Seven Group Chief Executive Ryan Stokes is in line to become chairman of Boral after the conglomerate, controlled by his father and billionaire Kerry Stokes, won control of the construction materials firm, handing it the power to accelerate a come-back of its core Australian operations, according to a recent report by The Australian.
The Seven Group boss won absolute control of Boral on July 15, promising to maintain a board with a majority of independent directors.
Mr Stokes is expected to replace Kathryn Fagg as Boral chair, and also Seven Group CFO Richard Richards will be reinstated on the board together with a possible third director role.
Seven Group first bought into Boral just over a year ago when it bought a 10 per cent stake. This stake hit 52.7 per cent last week, including a three per cent equity swap, which has triggered an automatic two-week extension to Seven’s $7.40 a share offer, according to the report.
The extension is targeted at offering minority shareholders the possibility to accept the bid now that control has passed.
The battle to gain control over one of Australia’s oldest manufacturers has demonstrated how the 80 year-old billionaire maintains the corporate influence and willingness to challenge underperforming companies. The expected promotion of his son Ryan, as Boral chairman, additionally sees a changing of the guard in the Stokes family.

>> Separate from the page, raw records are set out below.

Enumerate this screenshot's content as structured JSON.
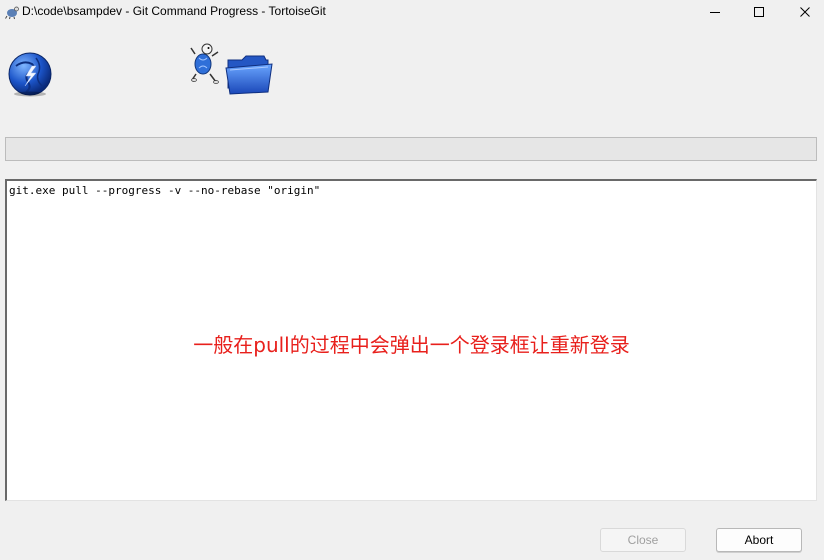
{
  "window": {
    "title": "D:\\code\\bsampdev - Git Command Progress - TortoiseGit"
  },
  "progress": {
    "value": 0
  },
  "log": {
    "lines": [
      "git.exe pull --progress -v --no-rebase \"origin\""
    ]
  },
  "annotation": {
    "text": "一般在pull的过程中会弹出一个登录框让重新登录",
    "color": "#e8201c"
  },
  "buttons": {
    "close_label": "Close",
    "abort_label": "Abort"
  }
}
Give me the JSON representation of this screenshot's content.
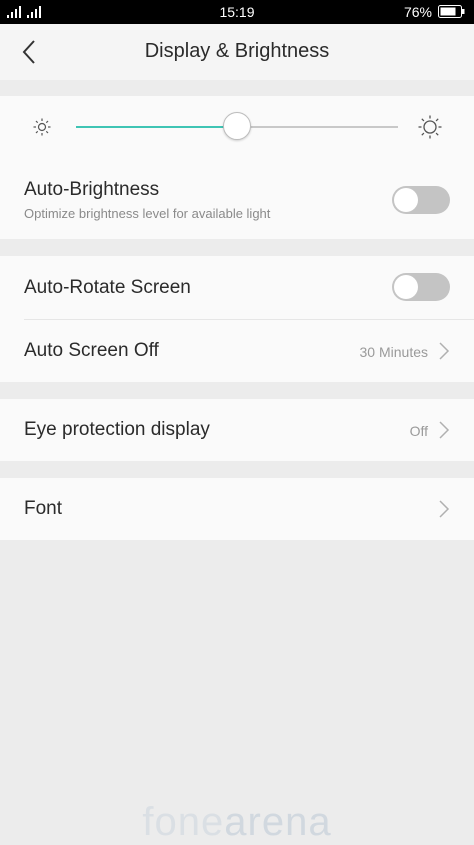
{
  "status_bar": {
    "time": "15:19",
    "battery_percent": "76%",
    "signal_icon": "signal-bars-icon",
    "battery_icon": "battery-icon"
  },
  "header": {
    "back_icon": "back-arrow-icon",
    "title": "Display & Brightness"
  },
  "brightness": {
    "level_fraction": 0.5,
    "min_icon": "sun-small-icon",
    "max_icon": "sun-large-icon",
    "accent_color": "#3fc4b4"
  },
  "auto_brightness": {
    "label": "Auto-Brightness",
    "description": "Optimize brightness level for available light",
    "enabled": false
  },
  "auto_rotate": {
    "label": "Auto-Rotate Screen",
    "enabled": false
  },
  "auto_screen_off": {
    "label": "Auto Screen Off",
    "value": "30 Minutes"
  },
  "eye_protection": {
    "label": "Eye protection display",
    "value": "Off"
  },
  "font": {
    "label": "Font"
  },
  "watermark": {
    "part1": "fone",
    "part2": "arena"
  }
}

Ryan Stokes has split his corporate job in between the family’s jewels of both media and the Seven Group conglomerate.
He joined the board of Pacific Magazines in 2002, designed the Yahoo! 7 joint venture and also worked alongside his father on its $4.1 billion reverse takeover of West Australian Newspapers in April 2011.
Seven Group, where Mr Stokes has been Chief Executive since 2015, has thrived in recent times with significant moves to buy out of Coates, sell WesTrac China, while also becoming Beach Energy’s biggest shareholder. It made its move on Boral after a string of profit downgrades under previous boss Mike Kane, handing it both direct exposure to an infrastructure-led recovery from the pandemic, and influence on the future direction of the company.
The original $6.50 share takeover offer would never have tempted Boral’s board after being pitched at a nil premium to its share price at the time. Seven conceded it would be happy owning about 30 per cent of Boral yet modified its bid on numerous occasions and now has majority control.
The Seven Group empire owns a diverse range of Kerry Stokes’ interests, including controlling Seven West Media stake, Caterpillar dealerships in NSW, Western Australia and the ACT, Coates Hire and a 30 per cent Beach Energy stake.
There is growing rumours that Seven will press for faster change at the company it now controls.
“Given the more than 50 per cent ownership it is likely a Seven Group representative will be appointed chair of the board in time,” Macquarie analysts said in the report.
Boral’s board will encourage shareholders to turn down Seven Group’s offer, which at $7.40 goes to the bottom end of the independent specialist’s series of $8.25-$ 9.13 per share, also as it conceded its greatest investor now had the power to call the shots.
“Seven Group will be in a position to cast the majority of votes at a general meeting of Boral. As such, Seven Group will be able to control the composition of the Boral Board and influence Boral’s dividend policy, the composition of Boral’s management and the strategic direction of the businesses of Boral and its subsidiaries,” Boral said in its target’s declaration.
Bulk ownership can now see Boral proceed with a sale of its US fly ash organization as Boral weighs a prospective joint venture, strategic alliance, sale to a third party or retaining the business. Rebooting its mainstay Australian unit could also be fast-tracked as part of the ownership shift.
“It appears more likely that Boral will dispose of its fly ash business in the US, given Seven Group’s commentary around focusing on a turnaround of its core Australian operations while the prospect of a significant cash return given its investment in Boral to date also adds weight to that view,” Macquarie reported.
The fly ash business is valued at $1.5 billion by Macquarie. A sale could see $4.9 billion in overall available cash money by the 2022 financial year, reducing concerns over the conglomerate’s own balance sheet.
“That should alleviate any concerns around Seven Group’s increased leverage post the bid. Consolidation of accounts would drive a material improvement in Seven Group’s leverage metrics, while the earnings outlook will benefit if Boral’s transformation plan is executed successfully.”
“With Seven Group’s ownership reaching a level of effective control, we expect more detail will be provided on its strategic views for the medium-term opportunity within Boral and execution of its transformation plan,” the broker said.
Boral sold its US building products business for $US2.15 billion ($2.9 billion) in June however Seven was upset the unit was sold for a loss and rushed through amid its takeover offer. It claimed the construction materials giant should have obtained a bigger pay day given strong United States trading conditions.
The company also sold its half share of the USG Boral plasterboard venture for $1.43 billion in October, placating high profile shareholders including Seven and Tanarra, which had been agitating for asset sales.